Below are the entries to retype; reproduce each one exactly.

(Page and application data records)
------------

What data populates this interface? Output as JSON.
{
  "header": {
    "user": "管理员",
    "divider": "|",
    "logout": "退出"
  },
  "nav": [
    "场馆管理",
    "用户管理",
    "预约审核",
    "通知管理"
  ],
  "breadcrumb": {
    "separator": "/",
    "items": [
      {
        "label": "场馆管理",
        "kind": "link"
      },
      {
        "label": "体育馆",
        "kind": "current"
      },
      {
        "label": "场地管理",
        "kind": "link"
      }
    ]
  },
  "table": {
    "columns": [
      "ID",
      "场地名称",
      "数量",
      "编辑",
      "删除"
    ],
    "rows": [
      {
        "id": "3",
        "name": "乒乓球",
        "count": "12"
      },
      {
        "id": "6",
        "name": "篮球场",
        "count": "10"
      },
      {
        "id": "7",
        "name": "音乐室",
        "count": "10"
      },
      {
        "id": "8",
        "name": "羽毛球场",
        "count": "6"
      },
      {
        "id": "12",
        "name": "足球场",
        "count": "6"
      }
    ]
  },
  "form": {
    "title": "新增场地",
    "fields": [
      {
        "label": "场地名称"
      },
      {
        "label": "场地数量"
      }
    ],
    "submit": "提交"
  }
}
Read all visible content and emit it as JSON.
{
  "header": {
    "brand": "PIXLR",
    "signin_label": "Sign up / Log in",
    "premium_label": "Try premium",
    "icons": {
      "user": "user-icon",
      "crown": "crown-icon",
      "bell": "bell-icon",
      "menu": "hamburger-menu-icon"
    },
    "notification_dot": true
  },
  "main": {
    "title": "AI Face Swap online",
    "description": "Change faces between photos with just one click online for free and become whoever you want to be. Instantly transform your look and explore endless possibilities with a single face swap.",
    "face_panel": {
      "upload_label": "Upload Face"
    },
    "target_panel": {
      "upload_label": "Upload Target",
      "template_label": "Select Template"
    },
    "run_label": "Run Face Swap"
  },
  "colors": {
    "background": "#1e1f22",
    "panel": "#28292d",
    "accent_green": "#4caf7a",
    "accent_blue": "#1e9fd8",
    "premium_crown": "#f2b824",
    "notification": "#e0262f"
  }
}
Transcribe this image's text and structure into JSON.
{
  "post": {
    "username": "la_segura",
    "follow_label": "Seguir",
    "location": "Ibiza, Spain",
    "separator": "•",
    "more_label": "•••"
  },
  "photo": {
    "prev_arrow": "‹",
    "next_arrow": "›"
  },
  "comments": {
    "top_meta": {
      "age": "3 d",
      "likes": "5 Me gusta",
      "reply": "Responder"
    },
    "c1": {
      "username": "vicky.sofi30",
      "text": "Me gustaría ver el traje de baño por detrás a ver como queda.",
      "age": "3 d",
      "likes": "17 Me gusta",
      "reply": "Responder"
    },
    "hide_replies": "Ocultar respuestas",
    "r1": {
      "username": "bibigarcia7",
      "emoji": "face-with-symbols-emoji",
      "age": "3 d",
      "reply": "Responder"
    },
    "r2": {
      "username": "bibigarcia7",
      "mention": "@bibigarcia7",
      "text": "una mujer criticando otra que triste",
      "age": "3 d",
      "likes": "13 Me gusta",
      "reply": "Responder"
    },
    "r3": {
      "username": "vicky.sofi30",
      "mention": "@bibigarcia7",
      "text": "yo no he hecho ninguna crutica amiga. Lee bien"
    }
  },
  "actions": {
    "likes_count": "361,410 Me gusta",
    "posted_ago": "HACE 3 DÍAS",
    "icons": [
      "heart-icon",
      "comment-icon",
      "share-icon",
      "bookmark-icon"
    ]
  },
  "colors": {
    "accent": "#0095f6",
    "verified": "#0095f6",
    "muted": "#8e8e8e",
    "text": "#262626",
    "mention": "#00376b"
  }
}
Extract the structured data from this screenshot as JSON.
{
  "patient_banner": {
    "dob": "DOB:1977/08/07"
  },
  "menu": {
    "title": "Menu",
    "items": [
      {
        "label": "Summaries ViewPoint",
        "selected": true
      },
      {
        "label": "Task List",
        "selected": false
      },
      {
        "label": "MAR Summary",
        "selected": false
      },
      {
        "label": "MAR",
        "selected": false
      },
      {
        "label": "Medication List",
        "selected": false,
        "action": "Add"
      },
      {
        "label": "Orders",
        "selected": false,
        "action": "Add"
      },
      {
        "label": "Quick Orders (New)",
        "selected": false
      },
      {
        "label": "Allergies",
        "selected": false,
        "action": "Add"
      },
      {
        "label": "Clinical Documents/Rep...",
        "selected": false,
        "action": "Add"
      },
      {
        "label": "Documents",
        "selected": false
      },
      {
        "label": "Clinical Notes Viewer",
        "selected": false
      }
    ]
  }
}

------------

ANSWER TO THIS PROBLEM =>
What data populates this interface? Output as JSON.
{
  "header": {
    "user": "管理员",
    "divider": "|",
    "logout": "退出"
  },
  "nav": [
    "场馆管理",
    "用户管理",
    "预约审核",
    "通知管理"
  ],
  "breadcrumb": {
    "separator": "/",
    "items": [
      {
        "label": "场馆管理",
        "kind": "link"
      },
      {
        "label": "体育馆",
        "kind": "current"
      },
      {
        "label": "场地管理",
        "kind": "link"
      }
    ]
  },
  "table": {
    "columns": [
      "ID",
      "场地名称",
      "数量",
      "编辑",
      "删除"
    ],
    "rows": [
      {
        "id": "3",
        "name": "乒乓球",
        "count": "12"
      },
      {
        "id": "6",
        "name": "篮球场",
        "count": "10"
      },
      {
        "id": "7",
        "name": "音乐室",
        "count": "10"
      },
      {
        "id": "8",
        "name": "羽毛球场",
        "count": "6"
      },
      {
        "id": "12",
        "name": "足球场",
        "count": "6"
      }
    ]
  },
  "form": {
    "title": "新增场地",
    "fields": [
      {
        "label": "场地名称"
      },
      {
        "label": "场地数量"
      }
    ],
    "submit": "提交"
  }
}
Read all visible content and emit it as JSON.
{
  "header": {
    "brand": "PIXLR",
    "signin_label": "Sign up / Log in",
    "premium_label": "Try premium",
    "icons": {
      "user": "user-icon",
      "crown": "crown-icon",
      "bell": "bell-icon",
      "menu": "hamburger-menu-icon"
    },
    "notification_dot": true
  },
  "main": {
    "title": "AI Face Swap online",
    "description": "Change faces between photos with just one click online for free and become whoever you want to be. Instantly transform your look and explore endless possibilities with a single face swap.",
    "face_panel": {
      "upload_label": "Upload Face"
    },
    "target_panel": {
      "upload_label": "Upload Target",
      "template_label": "Select Template"
    },
    "run_label": "Run Face Swap"
  },
  "colors": {
    "background": "#1e1f22",
    "panel": "#28292d",
    "accent_green": "#4caf7a",
    "accent_blue": "#1e9fd8",
    "premium_crown": "#f2b824",
    "notification": "#e0262f"
  }
}
Transcribe this image's text and structure into JSON.
{
  "post": {
    "username": "la_segura",
    "follow_label": "Seguir",
    "location": "Ibiza, Spain",
    "separator": "•",
    "more_label": "•••"
  },
  "photo": {
    "prev_arrow": "‹",
    "next_arrow": "›"
  },
  "comments": {
    "top_meta": {
      "age": "3 d",
      "likes": "5 Me gusta",
      "reply": "Responder"
    },
    "c1": {
      "username": "vicky.sofi30",
      "text": "Me gustaría ver el traje de baño por detrás a ver como queda.",
      "age": "3 d",
      "likes": "17 Me gusta",
      "reply": "Responder"
    },
    "hide_replies": "Ocultar respuestas",
    "r1": {
      "username": "bibigarcia7",
      "emoji": "face-with-symbols-emoji",
      "age": "3 d",
      "reply": "Responder"
    },
    "r2": {
      "username": "bibigarcia7",
      "mention": "@bibigarcia7",
      "text": "una mujer criticando otra que triste",
      "age": "3 d",
      "likes": "13 Me gusta",
      "reply": "Responder"
    },
    "r3": {
      "username": "vicky.sofi30",
      "mention": "@bibigarcia7",
      "text": "yo no he hecho ninguna crutica amiga. Lee bien"
    }
  },
  "actions": {
    "likes_count": "361,410 Me gusta",
    "posted_ago": "HACE 3 DÍAS",
    "icons": [
      "heart-icon",
      "comment-icon",
      "share-icon",
      "bookmark-icon"
    ]
  },
  "colors": {
    "accent": "#0095f6",
    "verified": "#0095f6",
    "muted": "#8e8e8e",
    "text": "#262626",
    "mention": "#00376b"
  }
}
Extract the structured data from this screenshot as JSON.
{
  "patient_banner": {
    "dob": "DOB:1977/08/07"
  },
  "menu": {
    "title": "Menu",
    "items": [
      {
        "label": "Summaries ViewPoint",
        "selected": true
      },
      {
        "label": "Task List",
        "selected": false
      },
      {
        "label": "MAR Summary",
        "selected": false
      },
      {
        "label": "MAR",
        "selected": false
      },
      {
        "label": "Medication List",
        "selected": false,
        "action": "Add"
      },
      {
        "label": "Orders",
        "selected": false,
        "action": "Add"
      },
      {
        "label": "Quick Orders (New)",
        "selected": false
      },
      {
        "label": "Allergies",
        "selected": false,
        "action": "Add"
      },
      {
        "label": "Clinical Documents/Rep...",
        "selected": false,
        "action": "Add"
      },
      {
        "label": "Documents",
        "selected": false
      },
      {
        "label": "Clinical Notes Viewer",
        "selected": false
      }
    ]
  }
}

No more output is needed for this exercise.